Great article :) . I've tried literally every kind of alcohol ( beer, whiskey, wine, gin , vodka, tequila, coctails, etc, etc, etc, ) , despite red wine ( which I find as my favorite alcoholic drink ) , rakija is probablly best alcoholic drink on the world. ( of course when it's made from quality fruits without adittional sugar or something ) . Rakija make you feel alive. By the way I'm from Serbia ( sorry for bad english :) ) , there is joke here about rakija, we call it liquid cocaine :) ) : ). Just you need to know how to handle it, take it slowly, don't drink water after droping shot, drink water between shots, don't mix it with another alcohol, that's most important take it slowly, and after few hours you're gonna be in alcohol nirvana :D , and when you drink some water before sleep, tomorrow you're gonna feel great. Hangover is light and smooth, and if you don't drink really really too much, you're gonna feel relaxed and great tomorrow :). Don't ever miss oportunity to try Serbian rakija :) .


Saturday 20th of August 2016
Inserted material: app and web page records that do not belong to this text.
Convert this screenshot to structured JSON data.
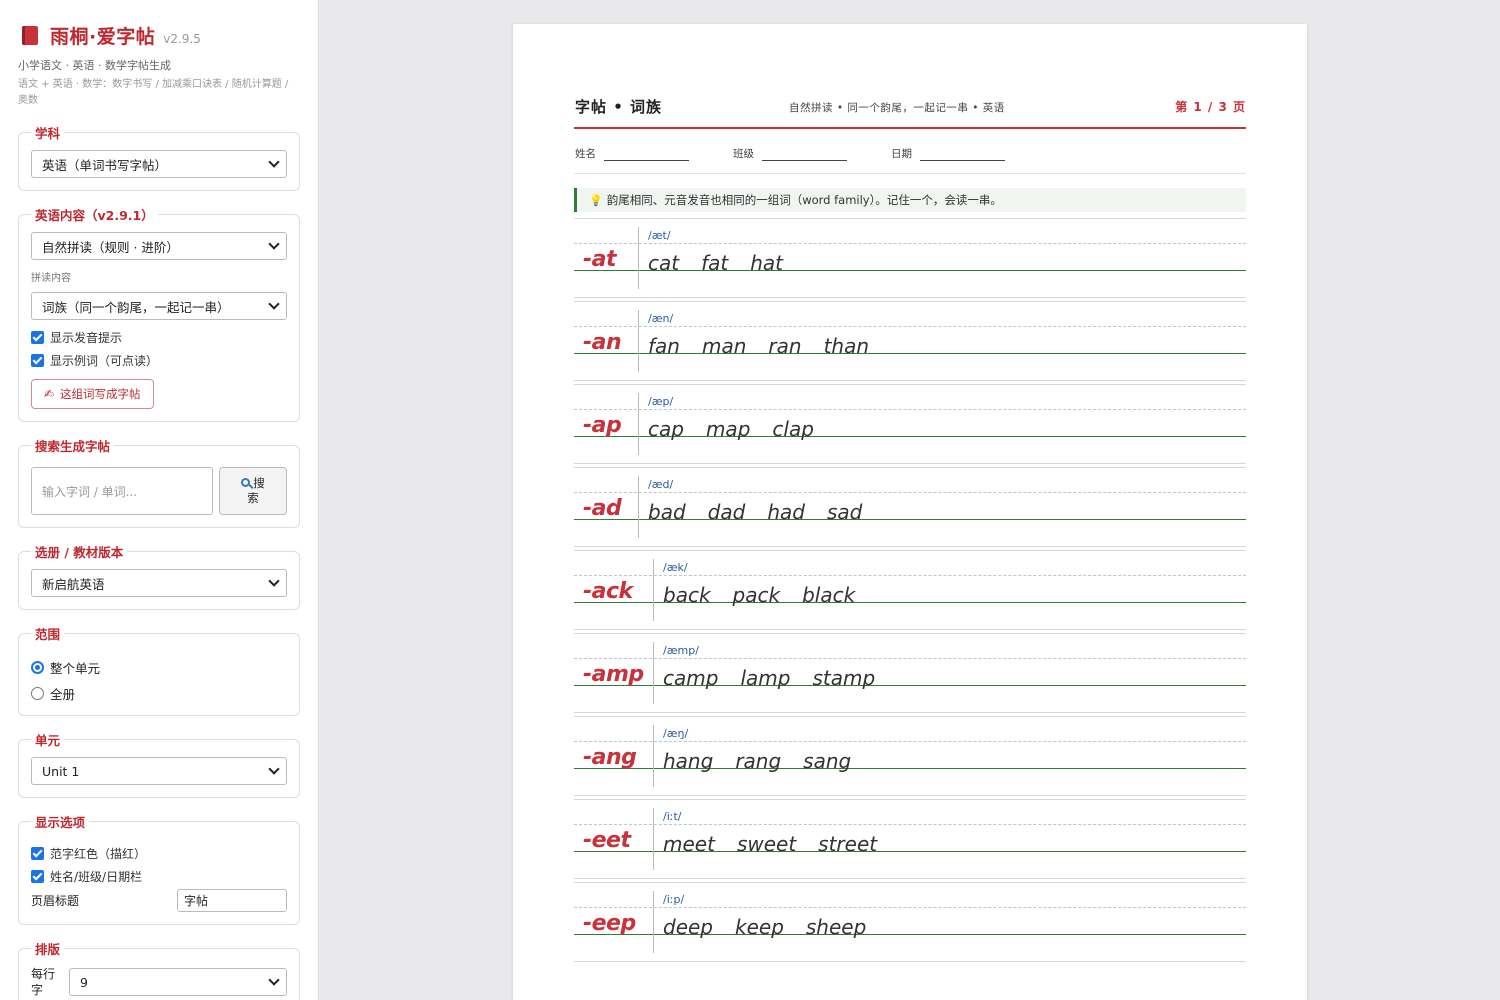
{
  "app": {
    "title": "雨桐·爱字帖",
    "version": "v2.9.5",
    "subtitle": "小学语文 · 英语 · 数学字帖生成",
    "description": "语文 + 英语 · 数学：数字书写 / 加减乘口诀表 / 随机计算题 / 奥数"
  },
  "sidebar": {
    "subject": {
      "legend": "学科",
      "selected": "英语（单词书写字帖）"
    },
    "english_content": {
      "legend": "英语内容（v2.9.1）",
      "mode_selected": "自然拼读（规则 · 进阶）",
      "phonics_label": "拼读内容",
      "phonics_selected": "词族（同一个韵尾，一起记一串）",
      "show_pron": "显示发音提示",
      "show_examples": "显示例词（可点读）",
      "write_button": "这组词写成字帖"
    },
    "search": {
      "legend": "搜索生成字帖",
      "placeholder": "输入字词 / 单词...",
      "button_line1": "搜",
      "button_line2": "索"
    },
    "textbook": {
      "legend": "选册 / 教材版本",
      "selected": "新启航英语"
    },
    "range": {
      "legend": "范围",
      "opt1": "整个单元",
      "opt2": "全册"
    },
    "unit": {
      "legend": "单元",
      "selected": "Unit 1"
    },
    "display": {
      "legend": "显示选项",
      "red_sample": "范字红色（描红）",
      "name_bar": "姓名/班级/日期栏",
      "header_title_label": "页眉标题",
      "header_title_value": "字帖"
    },
    "layout": {
      "legend": "排版",
      "per_row_label": "每行字",
      "per_row_value": "9"
    }
  },
  "sheet": {
    "title": "字帖 • 词族",
    "subtitle": "自然拼读 • 同一个韵尾，一起记一串 • 英语",
    "page": "第 1 / 3 页",
    "name_label": "姓名",
    "class_label": "班级",
    "date_label": "日期",
    "tip": "韵尾相同、元音发音也相同的一组词（word family）。记住一个，会读一串。",
    "families": [
      {
        "rime": "-at",
        "ipa": "/æt/",
        "words": [
          "cat",
          "fat",
          "hat"
        ]
      },
      {
        "rime": "-an",
        "ipa": "/æn/",
        "words": [
          "fan",
          "man",
          "ran",
          "than"
        ]
      },
      {
        "rime": "-ap",
        "ipa": "/æp/",
        "words": [
          "cap",
          "map",
          "clap"
        ]
      },
      {
        "rime": "-ad",
        "ipa": "/æd/",
        "words": [
          "bad",
          "dad",
          "had",
          "sad"
        ]
      },
      {
        "rime": "-ack",
        "ipa": "/æk/",
        "words": [
          "back",
          "pack",
          "black"
        ]
      },
      {
        "rime": "-amp",
        "ipa": "/æmp/",
        "words": [
          "camp",
          "lamp",
          "stamp"
        ]
      },
      {
        "rime": "-ang",
        "ipa": "/æŋ/",
        "words": [
          "hang",
          "rang",
          "sang"
        ]
      },
      {
        "rime": "-eet",
        "ipa": "/iːt/",
        "words": [
          "meet",
          "sweet",
          "street"
        ]
      },
      {
        "rime": "-eep",
        "ipa": "/iːp/",
        "words": [
          "deep",
          "keep",
          "sheep"
        ]
      }
    ]
  },
  "colors": {
    "accent": "#c8323c",
    "baseline": "#2e7d32",
    "ipa": "#2c5aa0"
  }
}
Just returned from Serbia and had the chance to enjoy Rakija many times over. Excellent drink only surpassed by the generosity and great hospitality of the people of Serbia. What a beautiful place...would love to go back God permitting!

Beverly Bergeron

Wednesday 9th of December 2015

My nephew has requested a bottle of rakia plum brandy for christmas. Can it be purchased in the USA ?

Terri Fogarty

Sunday 13th of December 2015

I found several outlets in the US by googling "rakia plum brandy" good luck.

Comments are closed.

This site uses Akismet to reduce spam. Learn how your comment data is processed.

Europe Up Close

Share your love for Europe!

Help spread the word. You're awesome for doing it!